*Task inputs*:

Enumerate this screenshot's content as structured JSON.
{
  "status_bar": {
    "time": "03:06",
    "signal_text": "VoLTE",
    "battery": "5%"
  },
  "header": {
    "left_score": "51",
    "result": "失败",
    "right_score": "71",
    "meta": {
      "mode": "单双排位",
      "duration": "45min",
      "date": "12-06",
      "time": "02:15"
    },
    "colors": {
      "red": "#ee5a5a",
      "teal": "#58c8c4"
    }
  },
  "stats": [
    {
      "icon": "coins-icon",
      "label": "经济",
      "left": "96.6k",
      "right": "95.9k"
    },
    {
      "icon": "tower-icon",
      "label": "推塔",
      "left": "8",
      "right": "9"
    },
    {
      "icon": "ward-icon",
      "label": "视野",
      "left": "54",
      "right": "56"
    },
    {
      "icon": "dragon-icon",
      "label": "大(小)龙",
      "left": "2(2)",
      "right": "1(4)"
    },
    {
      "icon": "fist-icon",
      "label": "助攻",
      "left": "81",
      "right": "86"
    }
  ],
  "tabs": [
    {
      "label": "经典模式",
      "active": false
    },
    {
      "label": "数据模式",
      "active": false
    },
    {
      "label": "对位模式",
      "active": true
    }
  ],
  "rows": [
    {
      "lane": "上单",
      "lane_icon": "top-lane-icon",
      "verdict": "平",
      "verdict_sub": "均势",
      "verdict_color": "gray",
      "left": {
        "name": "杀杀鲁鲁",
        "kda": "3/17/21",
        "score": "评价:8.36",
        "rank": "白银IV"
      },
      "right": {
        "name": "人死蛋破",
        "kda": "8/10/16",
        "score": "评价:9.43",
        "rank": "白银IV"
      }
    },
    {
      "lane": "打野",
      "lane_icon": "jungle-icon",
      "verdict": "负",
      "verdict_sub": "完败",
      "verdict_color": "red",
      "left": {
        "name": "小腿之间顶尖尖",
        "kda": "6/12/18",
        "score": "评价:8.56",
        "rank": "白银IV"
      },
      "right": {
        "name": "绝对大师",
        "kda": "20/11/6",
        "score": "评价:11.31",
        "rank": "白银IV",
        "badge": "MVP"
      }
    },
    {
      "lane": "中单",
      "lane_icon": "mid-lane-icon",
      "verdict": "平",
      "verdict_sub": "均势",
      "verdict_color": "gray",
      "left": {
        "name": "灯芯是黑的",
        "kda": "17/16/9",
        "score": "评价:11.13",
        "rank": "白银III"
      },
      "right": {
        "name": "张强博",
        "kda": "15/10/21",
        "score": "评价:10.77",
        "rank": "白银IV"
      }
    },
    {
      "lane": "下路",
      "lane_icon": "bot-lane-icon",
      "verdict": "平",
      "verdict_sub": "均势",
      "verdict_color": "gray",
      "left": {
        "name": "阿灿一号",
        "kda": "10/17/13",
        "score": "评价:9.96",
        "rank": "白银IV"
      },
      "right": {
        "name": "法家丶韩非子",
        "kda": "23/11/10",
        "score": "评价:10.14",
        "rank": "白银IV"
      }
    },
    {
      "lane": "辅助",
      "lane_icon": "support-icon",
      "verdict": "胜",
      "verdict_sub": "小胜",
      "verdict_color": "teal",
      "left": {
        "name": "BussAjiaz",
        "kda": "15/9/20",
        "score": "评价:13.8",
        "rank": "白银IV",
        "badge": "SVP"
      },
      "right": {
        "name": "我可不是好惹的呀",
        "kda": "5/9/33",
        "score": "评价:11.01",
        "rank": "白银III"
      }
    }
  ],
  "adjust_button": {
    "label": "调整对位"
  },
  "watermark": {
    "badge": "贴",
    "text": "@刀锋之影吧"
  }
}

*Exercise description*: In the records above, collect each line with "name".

*Result of this task*:
        "name": "杀杀鲁鲁",
        "name": "人死蛋破",
        "name": "小腿之间顶尖尖",
        "name": "绝对大师",
        "name": "灯芯是黑的",
        "name": "张强博",
        "name": "阿灿一号",
        "name": "法家丶韩非子",
        "name": "BussAjiaz",
        "name": "我可不是好惹的呀",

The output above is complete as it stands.